BRIGHTON, Colo. -- New technology underneath our feet could help save lives. Four years after a woman survived a terrible car accident, her story is helping kick-start Colorado’s plans to make our roads smarter and safer.
Kristin Hopkins can't remember much of the six days she spent without food or water. She was stuck inside her crashed car, down the side of Red Hill Pass off Highway 285.
"My feet were purple. That's all and then they felt weird and that's all I knew," said Hopkins. "Someone was going to find me. I prayed. Someone was gonna find me. When I first came to my sense, it was 'I gotta pick up my kids.'"
That was four years ago. A couple driving by spotted her car and went to get help.
"When they were going to smash the window, I put my hand up and they realized, oh she's not dead."
She woke up in a hospital and got the news. Her life would never be the same: both her legs just below the knee had to be amputated. It's been a long journey, but she's learned to walk, run and even competes in mud runs wearing her prosthetics.
"I am so lucky. You know, there are people out there that are so much worse off than I am and they are smiling every day," said Hopkins.
Her story doesn't end there.

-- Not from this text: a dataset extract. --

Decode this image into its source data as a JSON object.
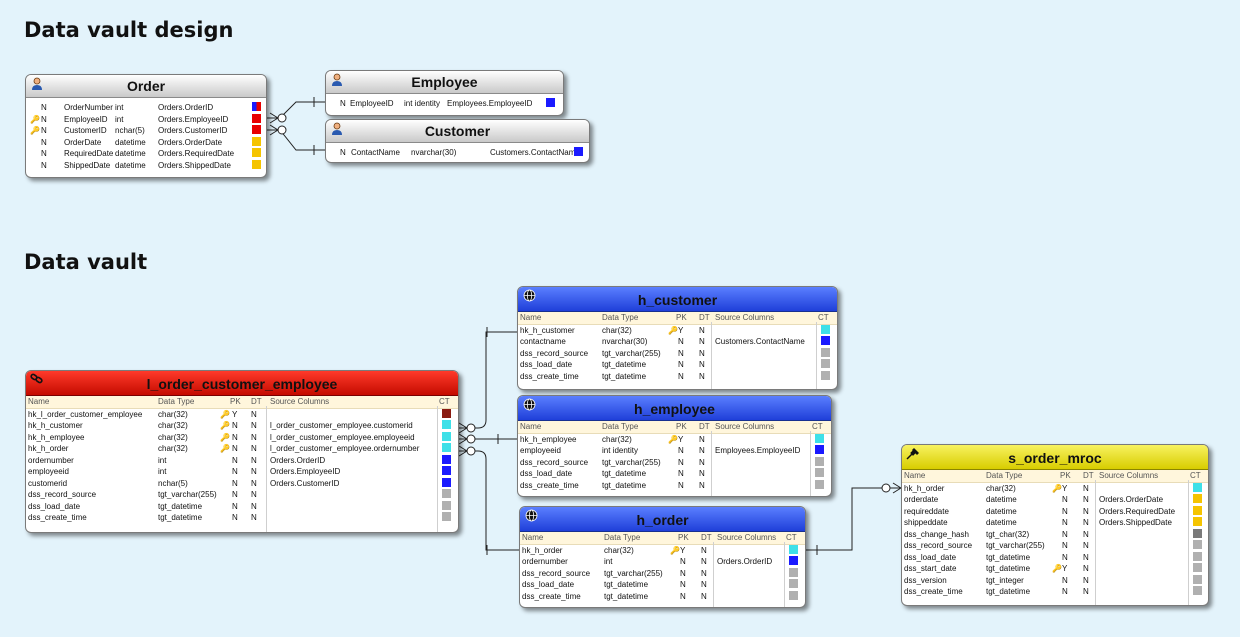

While it's certainly inspirational, it's actually pushing the state of Colorado to do something about it, and it all starts on Brighton Boulevard with a small test that CDOT is planning for this summer, before a full scale test on Red Hill Pass next winter.
Tim Sylvester, head of Integrated Roadways, created something called “smart pavement”: sensors underground will detect accidents leaving the roadway and notify emergency responders.
"In a lot of ways this is kind of a hidden technology like the wires in your wall," said Sylvester.
For Hopkins, her near death experience is now spurring life-saving innovation.
"Technology is amazing and if they can do things like this and help save people, then that's amazing," said Hopkins.
For more information about smart pavement, visit Integrated Roadways .